Acquaintances seen along the route - 2
Rabbits Sadie chased - 3
Rabbits that climb a tree while being chased by Sadie - 1
Number of tree climbing rabbit jokes in this blog - 1
Total miles of the race - 8
Date of the race - 8th
What I did for lunch - Ate
Total race time - 8 hr 8 sec

I'm not sure if I won, yet. But I have a very good feeling. Official race results will be posted soon. Special thanks to Nancy (a candidate for nemesis) for putting on this race. What a great idea.

Keep running!

02 December 2007

another season closer to summer

My left knee needs a bit more rest. Snow is coming down regularly. Mountain trails likely won't be runnable until spring - snowshoes or x-country skis only. Sadie loves to eat snow and catch big snowflakes. Tuesdays are still my favorite day of the week.

Sadie and I went up to Moscow Mt. to see if the trails were runnable. A lot of my favorite 5.5 mile loop was runnable. There had been some x-country skiers ahead of us to pound down some of the snow. But as we got higher the snow was just too deep to run. We had some fun hiking though.

It's going to be interesting to see how my training progresses in the snow.
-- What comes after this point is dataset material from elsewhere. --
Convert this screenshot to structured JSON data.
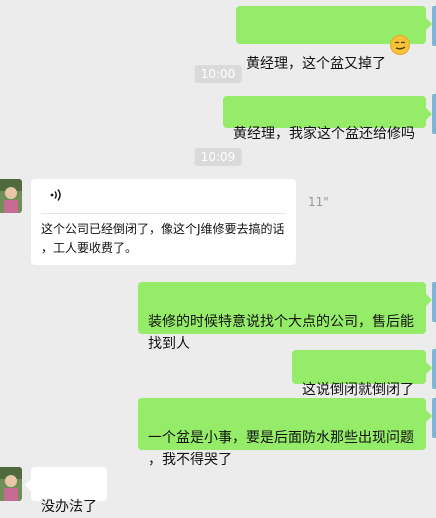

In traveling/other running news: my sister, Megan, has decided to make the trip with me to South Africa this summer as I attempt the Comrades Marathon. This will be our second major trip together and it will surely be a wonderful time. A few years back we spent five weeks together lollygagging around Europe. Jeanie, unfortunately, is unable to make any significant travel plans as she is reaching crunch time with her grad school progression. So... plane tickets to South Africa...gulp. Megan and I are starting to do the planning and researching and we knew tickets weren't going to be cheap. But still. Maybe I need to get sponsorship or something. Are there any savvy international travelers out there who know of secret airfare deals? Or anyone who knows of anyone who has a friend of a cousin that lives next door who is looking for someone to sponsor for this summer? :)

I've been double tagged. By Bruce and Dr. Stonielove. Most of you have seen or done this already. Here are the "rules" to being tagged:

(1) Share 5 facts about yourself on your blog, some random, some weird.

(2) Tag someone else at the end of your post by leaving his or her name as well as links to their blog.

(3) Let them know they are TAGGED by leaving a comment on their blog.

Link to your tagger and post these rules on your blog.

Now here is my bit:

1. Michael Bolton is without a doubt my favorite male vocalist of all-time.

2. My first and only spelling bee ended with the word elephant when I was in the second or third grade. To this day I still have to spell it more than once before I get it right. Jeanie always makes fun of me - she made it to the finals of a national medical spelling bee when she was in high school.

3. I am #130 on this list! Which means that I have two months from today to get ready.

4. I do everything right-handed - expect for changing the turn signal in my car.

5. My idea of a perfect night is a glass of wine and a Reese Witherspoon or Hugh Grant movie. And ice-cream.

I tag GD.

Keep running!